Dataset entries
>>>

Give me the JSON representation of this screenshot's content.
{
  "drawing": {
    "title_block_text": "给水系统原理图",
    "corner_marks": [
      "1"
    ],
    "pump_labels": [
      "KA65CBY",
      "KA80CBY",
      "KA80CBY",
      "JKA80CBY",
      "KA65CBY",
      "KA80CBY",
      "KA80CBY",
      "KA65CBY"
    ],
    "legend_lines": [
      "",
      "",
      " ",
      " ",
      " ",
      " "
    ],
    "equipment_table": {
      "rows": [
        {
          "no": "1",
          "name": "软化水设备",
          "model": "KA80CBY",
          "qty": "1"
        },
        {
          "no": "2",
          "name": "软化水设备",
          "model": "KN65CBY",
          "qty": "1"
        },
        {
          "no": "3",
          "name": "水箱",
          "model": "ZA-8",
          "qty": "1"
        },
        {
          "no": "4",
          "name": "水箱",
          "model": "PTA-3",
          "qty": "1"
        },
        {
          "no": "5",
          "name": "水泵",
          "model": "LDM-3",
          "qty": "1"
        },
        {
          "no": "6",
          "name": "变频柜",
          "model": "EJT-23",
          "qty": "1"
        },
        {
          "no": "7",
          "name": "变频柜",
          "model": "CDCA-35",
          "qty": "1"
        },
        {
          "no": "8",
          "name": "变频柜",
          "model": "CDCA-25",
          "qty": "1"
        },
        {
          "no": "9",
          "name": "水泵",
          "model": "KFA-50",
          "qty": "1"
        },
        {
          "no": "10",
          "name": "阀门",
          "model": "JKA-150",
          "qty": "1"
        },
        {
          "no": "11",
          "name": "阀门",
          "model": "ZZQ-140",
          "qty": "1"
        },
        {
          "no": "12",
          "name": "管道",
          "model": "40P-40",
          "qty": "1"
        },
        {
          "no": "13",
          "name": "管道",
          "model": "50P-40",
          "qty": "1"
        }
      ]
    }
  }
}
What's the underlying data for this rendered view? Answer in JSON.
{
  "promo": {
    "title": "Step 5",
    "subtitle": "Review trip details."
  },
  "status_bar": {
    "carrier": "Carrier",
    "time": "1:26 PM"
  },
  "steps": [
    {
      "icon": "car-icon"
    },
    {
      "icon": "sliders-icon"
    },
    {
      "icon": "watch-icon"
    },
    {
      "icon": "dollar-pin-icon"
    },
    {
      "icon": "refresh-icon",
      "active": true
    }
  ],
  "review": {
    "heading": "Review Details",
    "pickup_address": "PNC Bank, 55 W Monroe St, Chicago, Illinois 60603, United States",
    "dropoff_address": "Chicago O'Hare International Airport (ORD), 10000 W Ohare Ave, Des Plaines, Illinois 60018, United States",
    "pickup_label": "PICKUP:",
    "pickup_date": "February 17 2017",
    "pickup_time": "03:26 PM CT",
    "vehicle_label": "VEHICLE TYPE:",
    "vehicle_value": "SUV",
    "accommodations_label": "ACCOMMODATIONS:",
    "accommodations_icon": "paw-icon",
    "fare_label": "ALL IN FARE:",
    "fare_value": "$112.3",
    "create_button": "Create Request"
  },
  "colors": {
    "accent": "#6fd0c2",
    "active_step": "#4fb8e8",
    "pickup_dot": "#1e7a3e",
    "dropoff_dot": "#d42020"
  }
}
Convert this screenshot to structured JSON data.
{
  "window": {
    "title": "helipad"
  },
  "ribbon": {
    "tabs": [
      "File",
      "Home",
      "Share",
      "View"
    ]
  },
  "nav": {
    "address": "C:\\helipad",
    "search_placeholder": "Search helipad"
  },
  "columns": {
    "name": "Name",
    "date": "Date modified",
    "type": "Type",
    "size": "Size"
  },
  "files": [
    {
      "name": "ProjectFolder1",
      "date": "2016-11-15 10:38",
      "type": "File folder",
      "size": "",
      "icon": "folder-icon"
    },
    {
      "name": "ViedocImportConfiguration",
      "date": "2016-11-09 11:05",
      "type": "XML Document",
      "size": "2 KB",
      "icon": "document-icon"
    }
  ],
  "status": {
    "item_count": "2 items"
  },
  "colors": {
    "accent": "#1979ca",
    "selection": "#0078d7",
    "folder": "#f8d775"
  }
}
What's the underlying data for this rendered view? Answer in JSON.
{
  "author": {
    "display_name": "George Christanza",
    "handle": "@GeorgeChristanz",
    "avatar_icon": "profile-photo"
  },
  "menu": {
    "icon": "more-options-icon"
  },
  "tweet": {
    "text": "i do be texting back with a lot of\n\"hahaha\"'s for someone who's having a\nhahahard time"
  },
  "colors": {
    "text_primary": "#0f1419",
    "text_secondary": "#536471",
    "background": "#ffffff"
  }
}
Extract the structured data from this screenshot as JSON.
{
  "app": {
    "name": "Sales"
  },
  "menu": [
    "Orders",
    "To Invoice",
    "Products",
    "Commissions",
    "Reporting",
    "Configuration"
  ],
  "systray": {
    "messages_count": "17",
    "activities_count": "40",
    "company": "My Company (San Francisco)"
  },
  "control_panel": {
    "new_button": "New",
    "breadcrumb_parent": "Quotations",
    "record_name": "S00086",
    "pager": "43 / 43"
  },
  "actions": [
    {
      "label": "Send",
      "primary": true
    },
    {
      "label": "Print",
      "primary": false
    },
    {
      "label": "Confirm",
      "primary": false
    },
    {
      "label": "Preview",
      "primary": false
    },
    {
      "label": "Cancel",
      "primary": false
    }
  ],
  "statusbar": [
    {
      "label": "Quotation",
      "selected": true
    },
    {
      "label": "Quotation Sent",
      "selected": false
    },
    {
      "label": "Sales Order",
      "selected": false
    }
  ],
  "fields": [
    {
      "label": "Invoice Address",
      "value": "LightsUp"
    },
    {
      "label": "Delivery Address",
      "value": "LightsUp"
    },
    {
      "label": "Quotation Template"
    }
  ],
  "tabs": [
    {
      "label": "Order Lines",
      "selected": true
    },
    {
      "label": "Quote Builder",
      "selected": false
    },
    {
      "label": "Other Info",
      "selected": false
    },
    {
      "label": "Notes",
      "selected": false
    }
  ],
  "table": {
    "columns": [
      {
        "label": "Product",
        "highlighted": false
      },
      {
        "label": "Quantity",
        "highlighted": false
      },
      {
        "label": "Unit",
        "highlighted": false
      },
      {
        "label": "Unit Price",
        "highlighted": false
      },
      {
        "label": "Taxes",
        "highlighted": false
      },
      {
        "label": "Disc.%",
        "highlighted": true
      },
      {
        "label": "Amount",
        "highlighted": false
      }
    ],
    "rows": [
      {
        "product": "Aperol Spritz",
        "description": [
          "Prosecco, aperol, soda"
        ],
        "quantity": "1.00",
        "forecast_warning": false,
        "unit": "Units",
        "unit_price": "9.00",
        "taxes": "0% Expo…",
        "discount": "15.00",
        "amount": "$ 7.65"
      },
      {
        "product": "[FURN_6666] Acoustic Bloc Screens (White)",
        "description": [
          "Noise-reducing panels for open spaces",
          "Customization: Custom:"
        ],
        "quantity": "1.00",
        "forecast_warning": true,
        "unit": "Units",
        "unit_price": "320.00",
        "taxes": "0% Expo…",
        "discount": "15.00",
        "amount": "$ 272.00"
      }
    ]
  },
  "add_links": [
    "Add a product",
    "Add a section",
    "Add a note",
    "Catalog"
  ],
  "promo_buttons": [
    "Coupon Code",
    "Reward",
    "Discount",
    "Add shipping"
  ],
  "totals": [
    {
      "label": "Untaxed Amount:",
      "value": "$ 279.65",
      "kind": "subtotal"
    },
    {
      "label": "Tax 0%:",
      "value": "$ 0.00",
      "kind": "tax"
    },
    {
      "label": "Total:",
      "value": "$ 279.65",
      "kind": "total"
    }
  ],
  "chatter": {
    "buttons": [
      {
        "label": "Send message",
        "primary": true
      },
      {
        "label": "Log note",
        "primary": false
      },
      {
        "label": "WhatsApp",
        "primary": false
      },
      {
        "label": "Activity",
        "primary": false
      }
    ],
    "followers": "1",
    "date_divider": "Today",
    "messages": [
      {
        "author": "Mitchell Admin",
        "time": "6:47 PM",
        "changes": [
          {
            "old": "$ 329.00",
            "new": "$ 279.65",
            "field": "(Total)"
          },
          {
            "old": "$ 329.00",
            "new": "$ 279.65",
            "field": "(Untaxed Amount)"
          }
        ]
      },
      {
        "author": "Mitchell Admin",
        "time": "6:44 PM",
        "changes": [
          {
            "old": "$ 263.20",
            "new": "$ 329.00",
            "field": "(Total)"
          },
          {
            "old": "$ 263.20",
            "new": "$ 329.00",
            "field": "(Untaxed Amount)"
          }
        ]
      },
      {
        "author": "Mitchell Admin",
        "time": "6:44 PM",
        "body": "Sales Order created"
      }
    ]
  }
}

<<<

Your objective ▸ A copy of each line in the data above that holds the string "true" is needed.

Problem solution ▸
      "active": true
      "primary": true
      "selected": true
      "selected": true
        "highlighted": true
        "forecast_warning": true,
        "primary": true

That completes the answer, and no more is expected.